Saturn In The July Night Sky

28 July 2013

Two planets appear in the July evening sky all month long: Venus and Saturn. Venus beams in the west at dusk, and sets roughly one and one-half hours after sunset all month long at mid-northern latitudes. Saturn shines moderately high in the south to southwest at nightfall and stays out all evening long. 

Saturn reached opposition in late April, and now it slowly heads towards its conjunction with the Sun on November 6. Look for it in the southwest as evening twilight fades, to the upper left of Spica and farther lower left of Arcturus. A small telescope will reveal Saturn's system of rings which span 40 arcseconds, surrounding a disk about 17 arcseconds in diameter. The rings are tilted 18° to our line of sight, the widest open they have been since 2006.

The planet's ring system is unique, and quite unlike the obscure rings of Jupiter, Uranus and Neptune. Six major rings all lying in the equatorial plane of Saturn have been identified, of which three, in addition to the Cassini division and a subtler demarcation called the Encke division, can be seen from the Earth with a good telescope.

Saturn's rings are made up of many small particles, all moving round the planet in the manner of tiny moons. There is no mystery about their composition; they are made primarily of water ice.

Merlion Wayfarer spotted a very bright pale yellow dot in the sky. 
At 15x zoom, a white ring can be seen around it...
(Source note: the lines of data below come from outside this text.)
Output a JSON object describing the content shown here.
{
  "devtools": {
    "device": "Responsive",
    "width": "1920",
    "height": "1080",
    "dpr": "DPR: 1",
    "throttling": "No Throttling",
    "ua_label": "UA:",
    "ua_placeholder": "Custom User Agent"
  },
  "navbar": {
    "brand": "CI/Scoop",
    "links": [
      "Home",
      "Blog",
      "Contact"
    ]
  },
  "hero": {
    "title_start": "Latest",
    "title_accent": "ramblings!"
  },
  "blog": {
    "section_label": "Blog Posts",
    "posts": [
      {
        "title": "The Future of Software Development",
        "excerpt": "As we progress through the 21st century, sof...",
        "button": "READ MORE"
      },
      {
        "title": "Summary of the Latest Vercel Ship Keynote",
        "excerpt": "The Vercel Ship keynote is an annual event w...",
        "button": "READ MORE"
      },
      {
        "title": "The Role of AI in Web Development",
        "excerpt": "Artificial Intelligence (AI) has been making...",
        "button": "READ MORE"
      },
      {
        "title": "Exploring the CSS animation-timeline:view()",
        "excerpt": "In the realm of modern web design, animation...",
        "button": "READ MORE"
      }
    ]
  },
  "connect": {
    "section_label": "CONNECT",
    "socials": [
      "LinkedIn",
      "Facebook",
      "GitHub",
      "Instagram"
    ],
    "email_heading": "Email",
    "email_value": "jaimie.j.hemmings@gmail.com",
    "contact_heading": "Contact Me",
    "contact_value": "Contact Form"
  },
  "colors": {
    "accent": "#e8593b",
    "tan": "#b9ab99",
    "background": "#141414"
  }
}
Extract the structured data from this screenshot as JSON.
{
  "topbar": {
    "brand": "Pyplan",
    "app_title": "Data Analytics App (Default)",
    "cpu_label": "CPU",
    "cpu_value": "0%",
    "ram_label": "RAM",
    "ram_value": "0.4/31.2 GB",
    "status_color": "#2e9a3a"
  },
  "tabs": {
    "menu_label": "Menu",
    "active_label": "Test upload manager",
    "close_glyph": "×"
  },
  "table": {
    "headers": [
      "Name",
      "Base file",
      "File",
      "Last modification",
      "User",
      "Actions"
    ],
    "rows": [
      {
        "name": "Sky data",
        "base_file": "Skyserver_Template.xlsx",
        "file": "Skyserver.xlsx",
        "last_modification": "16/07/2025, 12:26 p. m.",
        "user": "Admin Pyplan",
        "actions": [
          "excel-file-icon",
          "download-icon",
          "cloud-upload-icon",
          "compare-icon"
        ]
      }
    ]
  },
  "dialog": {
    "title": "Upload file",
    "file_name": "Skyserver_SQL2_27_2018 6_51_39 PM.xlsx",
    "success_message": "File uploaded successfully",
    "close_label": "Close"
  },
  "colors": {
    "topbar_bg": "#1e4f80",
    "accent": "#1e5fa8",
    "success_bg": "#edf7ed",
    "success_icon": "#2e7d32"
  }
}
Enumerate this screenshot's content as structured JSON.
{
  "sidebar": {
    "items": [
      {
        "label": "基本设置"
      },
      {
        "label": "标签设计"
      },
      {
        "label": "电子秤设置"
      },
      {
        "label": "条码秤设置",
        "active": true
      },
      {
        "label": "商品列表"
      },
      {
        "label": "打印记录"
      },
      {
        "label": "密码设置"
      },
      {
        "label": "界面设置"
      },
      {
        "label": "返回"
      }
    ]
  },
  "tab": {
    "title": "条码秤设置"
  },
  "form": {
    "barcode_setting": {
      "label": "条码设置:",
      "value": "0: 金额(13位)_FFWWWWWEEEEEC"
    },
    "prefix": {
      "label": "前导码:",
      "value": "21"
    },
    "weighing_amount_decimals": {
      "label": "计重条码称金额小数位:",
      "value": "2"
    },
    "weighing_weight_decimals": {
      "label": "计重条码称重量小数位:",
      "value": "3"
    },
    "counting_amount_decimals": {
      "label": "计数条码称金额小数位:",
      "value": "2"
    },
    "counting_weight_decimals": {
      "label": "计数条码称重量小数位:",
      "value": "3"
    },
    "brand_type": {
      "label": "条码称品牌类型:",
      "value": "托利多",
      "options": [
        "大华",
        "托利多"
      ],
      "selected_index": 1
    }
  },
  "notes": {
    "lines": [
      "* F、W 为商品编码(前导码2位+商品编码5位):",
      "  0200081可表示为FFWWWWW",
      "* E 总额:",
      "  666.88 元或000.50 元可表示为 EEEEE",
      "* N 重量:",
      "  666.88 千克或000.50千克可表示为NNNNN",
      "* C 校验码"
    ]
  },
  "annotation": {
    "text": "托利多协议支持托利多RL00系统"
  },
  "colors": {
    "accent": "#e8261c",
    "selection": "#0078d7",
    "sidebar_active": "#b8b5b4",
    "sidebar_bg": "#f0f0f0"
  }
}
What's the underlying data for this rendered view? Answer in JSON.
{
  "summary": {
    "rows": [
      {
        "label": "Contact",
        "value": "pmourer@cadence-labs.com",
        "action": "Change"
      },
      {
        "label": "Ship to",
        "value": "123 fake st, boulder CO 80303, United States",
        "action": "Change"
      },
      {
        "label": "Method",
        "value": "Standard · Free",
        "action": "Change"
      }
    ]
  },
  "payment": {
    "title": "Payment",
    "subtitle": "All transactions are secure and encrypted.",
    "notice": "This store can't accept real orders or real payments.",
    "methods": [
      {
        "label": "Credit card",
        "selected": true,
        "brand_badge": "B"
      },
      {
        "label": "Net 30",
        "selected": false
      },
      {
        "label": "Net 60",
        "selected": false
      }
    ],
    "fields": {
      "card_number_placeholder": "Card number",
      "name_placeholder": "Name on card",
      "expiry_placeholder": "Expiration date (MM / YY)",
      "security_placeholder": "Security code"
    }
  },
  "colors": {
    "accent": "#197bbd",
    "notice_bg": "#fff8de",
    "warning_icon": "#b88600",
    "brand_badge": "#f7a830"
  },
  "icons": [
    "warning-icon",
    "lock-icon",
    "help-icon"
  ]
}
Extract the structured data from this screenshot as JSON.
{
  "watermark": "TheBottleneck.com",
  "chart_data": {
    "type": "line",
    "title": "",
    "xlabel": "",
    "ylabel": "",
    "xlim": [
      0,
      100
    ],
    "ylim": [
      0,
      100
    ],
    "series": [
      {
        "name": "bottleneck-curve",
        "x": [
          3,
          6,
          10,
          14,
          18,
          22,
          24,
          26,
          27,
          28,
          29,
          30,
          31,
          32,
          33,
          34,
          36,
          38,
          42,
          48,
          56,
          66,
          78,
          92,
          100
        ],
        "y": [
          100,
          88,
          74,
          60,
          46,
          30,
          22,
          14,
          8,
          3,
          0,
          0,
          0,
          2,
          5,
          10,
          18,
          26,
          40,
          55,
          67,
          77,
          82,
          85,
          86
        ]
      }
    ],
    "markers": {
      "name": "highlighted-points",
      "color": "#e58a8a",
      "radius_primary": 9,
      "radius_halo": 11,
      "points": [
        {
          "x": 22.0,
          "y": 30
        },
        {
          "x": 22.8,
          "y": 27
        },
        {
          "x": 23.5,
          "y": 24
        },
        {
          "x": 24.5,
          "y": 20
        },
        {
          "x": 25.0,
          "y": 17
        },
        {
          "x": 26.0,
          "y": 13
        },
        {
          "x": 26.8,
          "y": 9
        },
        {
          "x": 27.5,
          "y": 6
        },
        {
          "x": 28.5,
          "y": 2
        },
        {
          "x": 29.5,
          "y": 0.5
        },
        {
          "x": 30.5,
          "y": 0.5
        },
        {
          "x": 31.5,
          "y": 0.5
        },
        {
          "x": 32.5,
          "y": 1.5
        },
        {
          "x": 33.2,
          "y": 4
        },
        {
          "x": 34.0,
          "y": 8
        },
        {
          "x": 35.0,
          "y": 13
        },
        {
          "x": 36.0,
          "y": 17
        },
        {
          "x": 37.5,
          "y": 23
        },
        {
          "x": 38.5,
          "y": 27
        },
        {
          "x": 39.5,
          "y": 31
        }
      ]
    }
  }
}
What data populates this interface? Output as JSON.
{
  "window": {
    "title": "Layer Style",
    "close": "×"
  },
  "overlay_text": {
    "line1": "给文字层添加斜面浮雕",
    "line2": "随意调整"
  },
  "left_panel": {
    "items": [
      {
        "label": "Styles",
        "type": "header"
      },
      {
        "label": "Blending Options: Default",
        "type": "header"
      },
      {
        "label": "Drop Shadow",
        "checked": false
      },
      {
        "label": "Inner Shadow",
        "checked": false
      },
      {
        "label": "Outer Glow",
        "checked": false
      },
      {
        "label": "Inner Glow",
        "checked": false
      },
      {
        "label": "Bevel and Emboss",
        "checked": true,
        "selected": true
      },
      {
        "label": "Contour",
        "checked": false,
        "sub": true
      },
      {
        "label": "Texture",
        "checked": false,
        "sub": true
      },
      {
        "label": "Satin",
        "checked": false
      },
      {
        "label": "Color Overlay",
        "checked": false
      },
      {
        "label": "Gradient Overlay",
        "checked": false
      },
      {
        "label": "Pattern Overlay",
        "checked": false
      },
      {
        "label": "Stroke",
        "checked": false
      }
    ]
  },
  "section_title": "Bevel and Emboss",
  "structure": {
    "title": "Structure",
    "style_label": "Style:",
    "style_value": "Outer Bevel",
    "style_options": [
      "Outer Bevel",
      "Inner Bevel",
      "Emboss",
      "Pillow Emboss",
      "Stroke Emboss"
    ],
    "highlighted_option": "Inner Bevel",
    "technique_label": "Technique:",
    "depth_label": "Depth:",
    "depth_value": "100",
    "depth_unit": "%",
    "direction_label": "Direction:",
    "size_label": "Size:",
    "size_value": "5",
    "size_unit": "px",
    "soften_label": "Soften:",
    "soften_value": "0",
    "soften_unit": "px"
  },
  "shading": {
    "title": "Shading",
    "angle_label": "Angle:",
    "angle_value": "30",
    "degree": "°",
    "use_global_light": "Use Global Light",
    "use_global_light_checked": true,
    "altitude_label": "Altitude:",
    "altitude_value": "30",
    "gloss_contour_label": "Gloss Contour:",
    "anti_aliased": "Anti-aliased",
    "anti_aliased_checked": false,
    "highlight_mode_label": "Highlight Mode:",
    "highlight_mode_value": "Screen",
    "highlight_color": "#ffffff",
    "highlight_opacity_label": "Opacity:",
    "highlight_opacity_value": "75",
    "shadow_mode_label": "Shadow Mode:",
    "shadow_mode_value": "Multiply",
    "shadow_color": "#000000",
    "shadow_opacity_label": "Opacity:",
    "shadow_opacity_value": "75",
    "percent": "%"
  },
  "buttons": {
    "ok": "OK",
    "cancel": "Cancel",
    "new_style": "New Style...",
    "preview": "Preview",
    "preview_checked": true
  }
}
More photos are available on Merlion Wayfarer Goes Green's Picasa at :
Natural Phenomena